Flashbacks are visceral, intrusive recollections of past substance use. They can be triggered by odors, images, or sounds associated with drug use. It is crucial to realize that flashbacks are a normal reaction to trauma and addiction, and that they do not necessarily portend relapse. You can lessen their effect and regain control of your thoughts and emotions by employing effective coping strategies.
Steps 1, 4, and 10 play a crucial role in addressing triggers and recollections within the 12-step philosophy. The first step entails admitting powerlessness over substances and embracing that triggers and flashbacks are a normal part of the recovery process. The fourth step encourages self-reflection and inventorying triggers, investigating their underlying causes, and recognizing thought and behavior patterns. Step 10 encourages ongoing self-reflection, which enables you to identify and address triggers as they arise, thereby preserving accountability and preventing relapse.
Engaging in Evidence-Based Therapies
Cognitive Behavioral Therapy (CBT) and Eye Movement Desensitization and Reprocessing (EMDR) are widely utilized evidence-based therapies for coping with triggers and recollections. CBT identifies and challenges negative thought patterns associated with triggers, allowing you to reframe them in a healthier, more productive manner. EMDR concentrates on the processing of traumatic memories associated with substance abuse, mitigating their impact and facilitating emotional healing.
Developing Coping Strategies Coping strategies can assist you in effectively managing triggers and recollections. Techniques of mindfulness, such as deep breathing, meditation, and body assessments, can help you return to the present moment and lessen the intensity of intrusive thoughts and emotions. During a recall, grounding exercises, such as focusing on your senses or engaging in physical sensations, can help to anchor you in reality.
Developing a personal toolkit for managing is essential. Experiment with various strategies, such as engaging in creative endeavors such as writing or art, practicing relaxation techniques such as progressive muscle relaxation, or seeking social support from compassionate friends or family. By determining which coping strategies work best for you, you can develop a comprehensive set of tools to effectively manage triggers and recollections.
Professional support is indispensable for navigating triggers and recollections. Addiction counselors and therapists can provide individualized guidance, aid in identifying triggers, and develop individualized coping mechanisms. In addition, peer support groups, such as Narcotics Anonymous (NA), provide a community where you can share your experiences, acquire new insights, and receive encouragement from others who have faced similar challenges.

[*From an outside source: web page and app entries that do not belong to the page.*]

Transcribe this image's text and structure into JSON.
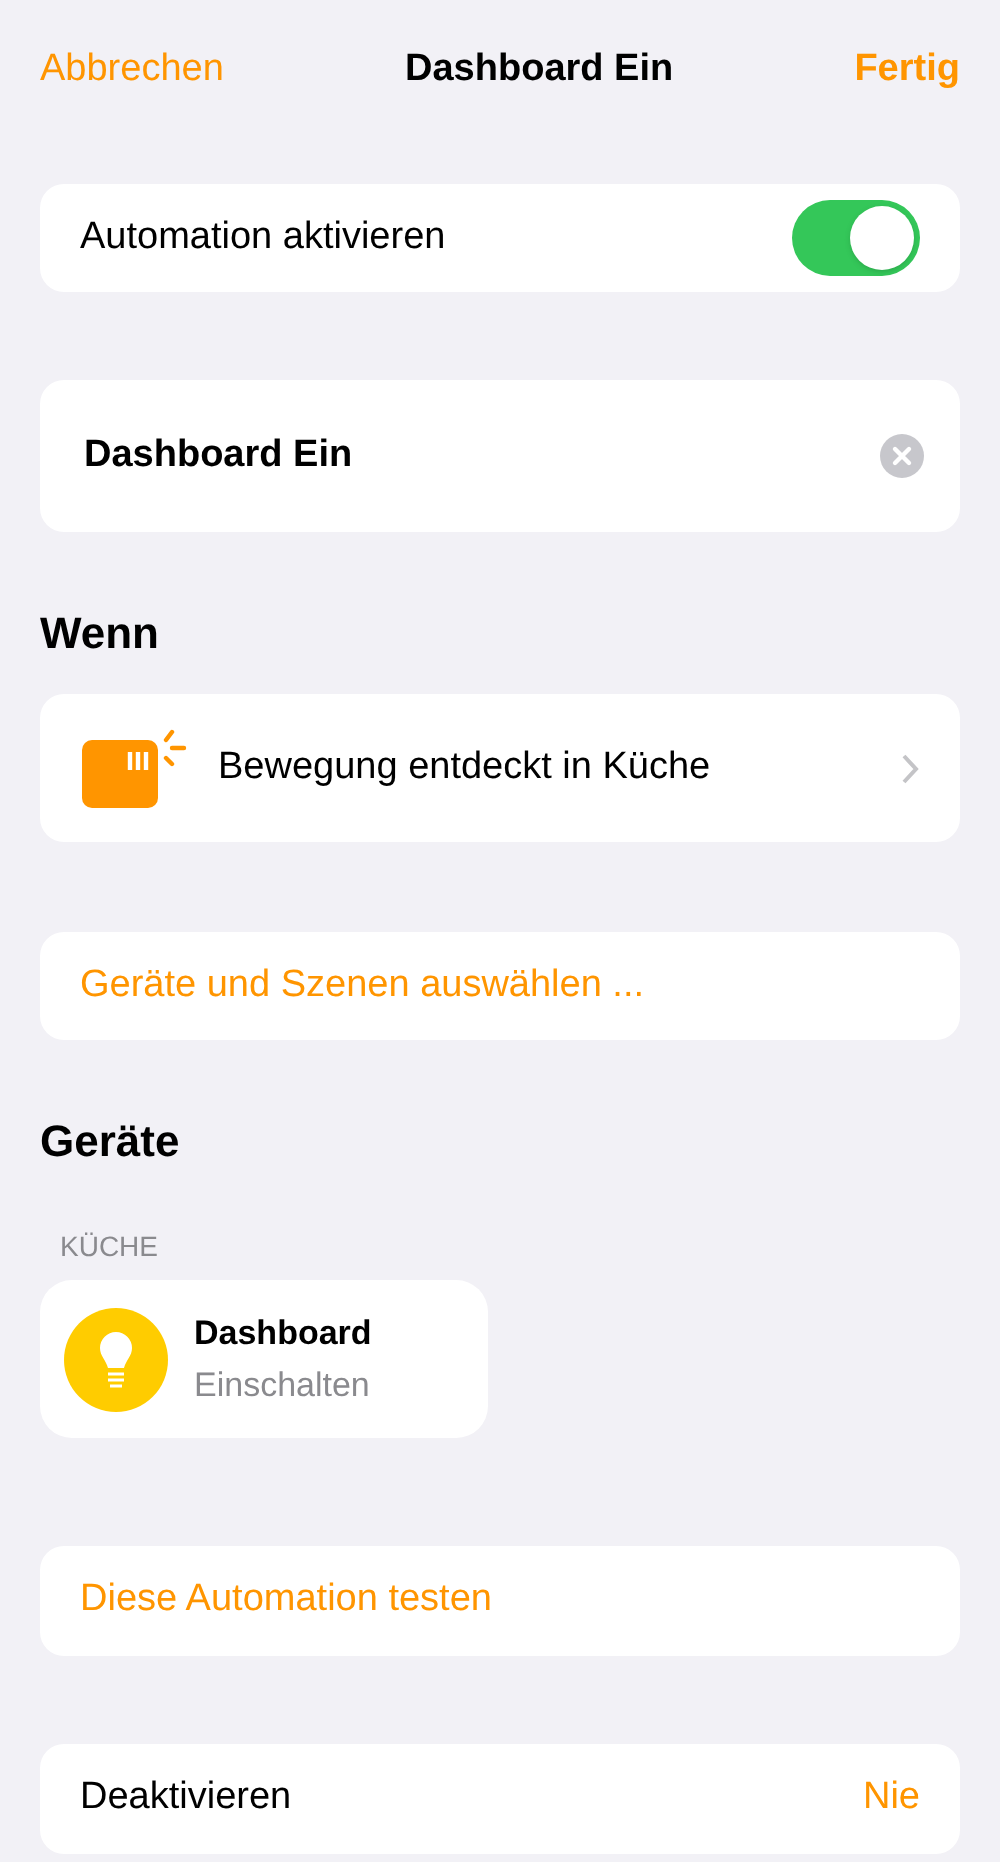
{
  "nav": {
    "cancel": "Abbrechen",
    "title": "Dashboard Ein",
    "done": "Fertig"
  },
  "enable": {
    "label": "Automation aktivieren",
    "on": true
  },
  "name_field": {
    "value": "Dashboard Ein"
  },
  "when": {
    "heading": "Wenn",
    "trigger": "Bewegung entdeckt in Küche"
  },
  "select_action": "Geräte und Szenen auswählen ...",
  "devices": {
    "heading": "Geräte",
    "room": "KÜCHE",
    "items": [
      {
        "name": "Dashboard",
        "action": "Einschalten"
      }
    ]
  },
  "test_action": "Diese Automation testen",
  "deactivate": {
    "label": "Deaktivieren",
    "value": "Nie"
  }
}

Always keep in mind that coping with triggers and flashbacks is an ongoing process that requires perseverance, self-compassion, and a willingness to try new techniques. By incorporating the 12-step philosophy, engaging in evidence-based therapies, developing coping strategies, and seeking professional support, you will be able to effectively manage triggers and recollections, thereby empowering yourself to continue on the path to long-term recovery.